Search the records for the word "placeholder" and copy every line in which it occurs.
Segment Start: DATA FOR PROCESSING
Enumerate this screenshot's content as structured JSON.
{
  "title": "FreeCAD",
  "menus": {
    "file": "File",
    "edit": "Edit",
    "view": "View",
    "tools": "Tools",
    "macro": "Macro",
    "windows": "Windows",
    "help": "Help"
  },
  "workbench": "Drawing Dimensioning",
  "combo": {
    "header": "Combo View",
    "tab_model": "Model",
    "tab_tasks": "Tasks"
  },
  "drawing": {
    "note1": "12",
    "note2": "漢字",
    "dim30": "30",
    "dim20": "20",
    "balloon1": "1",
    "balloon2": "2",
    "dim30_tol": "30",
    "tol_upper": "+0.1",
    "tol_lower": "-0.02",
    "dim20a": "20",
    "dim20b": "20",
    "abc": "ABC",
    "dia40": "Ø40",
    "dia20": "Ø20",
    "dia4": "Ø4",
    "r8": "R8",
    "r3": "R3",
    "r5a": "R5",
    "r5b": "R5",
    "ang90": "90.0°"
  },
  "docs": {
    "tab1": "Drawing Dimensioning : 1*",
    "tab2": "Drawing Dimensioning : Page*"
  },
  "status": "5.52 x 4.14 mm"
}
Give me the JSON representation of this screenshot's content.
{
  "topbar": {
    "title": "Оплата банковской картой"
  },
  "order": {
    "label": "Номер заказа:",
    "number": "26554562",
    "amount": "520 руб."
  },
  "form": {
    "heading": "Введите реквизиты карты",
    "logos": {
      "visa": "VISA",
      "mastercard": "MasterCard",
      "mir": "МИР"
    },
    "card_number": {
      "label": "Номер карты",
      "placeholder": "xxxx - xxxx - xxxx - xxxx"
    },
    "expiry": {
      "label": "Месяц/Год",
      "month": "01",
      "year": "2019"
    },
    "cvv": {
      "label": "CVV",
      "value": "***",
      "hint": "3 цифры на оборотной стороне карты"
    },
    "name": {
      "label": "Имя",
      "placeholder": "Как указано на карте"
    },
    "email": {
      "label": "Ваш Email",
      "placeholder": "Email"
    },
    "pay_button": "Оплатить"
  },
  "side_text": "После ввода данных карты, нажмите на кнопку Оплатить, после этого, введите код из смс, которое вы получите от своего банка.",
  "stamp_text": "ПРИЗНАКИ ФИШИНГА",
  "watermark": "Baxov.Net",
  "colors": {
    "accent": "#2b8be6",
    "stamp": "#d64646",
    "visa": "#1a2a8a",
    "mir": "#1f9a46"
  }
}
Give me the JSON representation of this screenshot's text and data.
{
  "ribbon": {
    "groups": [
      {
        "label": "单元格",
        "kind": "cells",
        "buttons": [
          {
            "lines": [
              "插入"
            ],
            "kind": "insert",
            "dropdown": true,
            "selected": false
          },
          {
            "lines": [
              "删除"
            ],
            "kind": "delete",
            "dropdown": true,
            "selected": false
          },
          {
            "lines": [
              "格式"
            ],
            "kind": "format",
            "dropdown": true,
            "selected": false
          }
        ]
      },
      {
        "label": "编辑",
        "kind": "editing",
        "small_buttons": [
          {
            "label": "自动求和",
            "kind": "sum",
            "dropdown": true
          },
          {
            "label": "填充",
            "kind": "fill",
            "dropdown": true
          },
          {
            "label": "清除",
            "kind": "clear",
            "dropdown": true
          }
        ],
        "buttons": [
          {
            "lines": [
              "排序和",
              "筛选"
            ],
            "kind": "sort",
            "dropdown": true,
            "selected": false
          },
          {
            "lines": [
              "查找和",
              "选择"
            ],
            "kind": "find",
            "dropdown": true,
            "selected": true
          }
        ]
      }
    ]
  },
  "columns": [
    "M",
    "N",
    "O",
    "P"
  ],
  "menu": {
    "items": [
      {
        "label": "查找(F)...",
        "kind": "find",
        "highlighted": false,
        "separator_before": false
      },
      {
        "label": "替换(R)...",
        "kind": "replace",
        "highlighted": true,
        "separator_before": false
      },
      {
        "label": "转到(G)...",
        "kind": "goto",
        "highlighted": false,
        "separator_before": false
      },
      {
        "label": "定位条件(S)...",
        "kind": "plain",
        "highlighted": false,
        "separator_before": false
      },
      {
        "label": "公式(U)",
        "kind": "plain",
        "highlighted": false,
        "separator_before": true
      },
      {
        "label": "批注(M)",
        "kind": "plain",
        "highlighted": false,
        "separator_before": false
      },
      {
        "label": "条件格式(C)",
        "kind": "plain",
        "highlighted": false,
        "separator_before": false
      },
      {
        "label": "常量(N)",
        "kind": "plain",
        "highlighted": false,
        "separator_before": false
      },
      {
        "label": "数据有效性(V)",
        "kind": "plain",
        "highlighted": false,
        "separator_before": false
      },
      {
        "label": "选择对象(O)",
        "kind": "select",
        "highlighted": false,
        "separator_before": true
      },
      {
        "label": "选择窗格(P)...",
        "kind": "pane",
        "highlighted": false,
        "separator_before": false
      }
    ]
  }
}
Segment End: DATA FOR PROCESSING
RESPONSE TO THIS TASK →
      "placeholder": "xxxx - xxxx - xxxx - xxxx"
      "placeholder": "Как указано на карте"
      "placeholder": "Email"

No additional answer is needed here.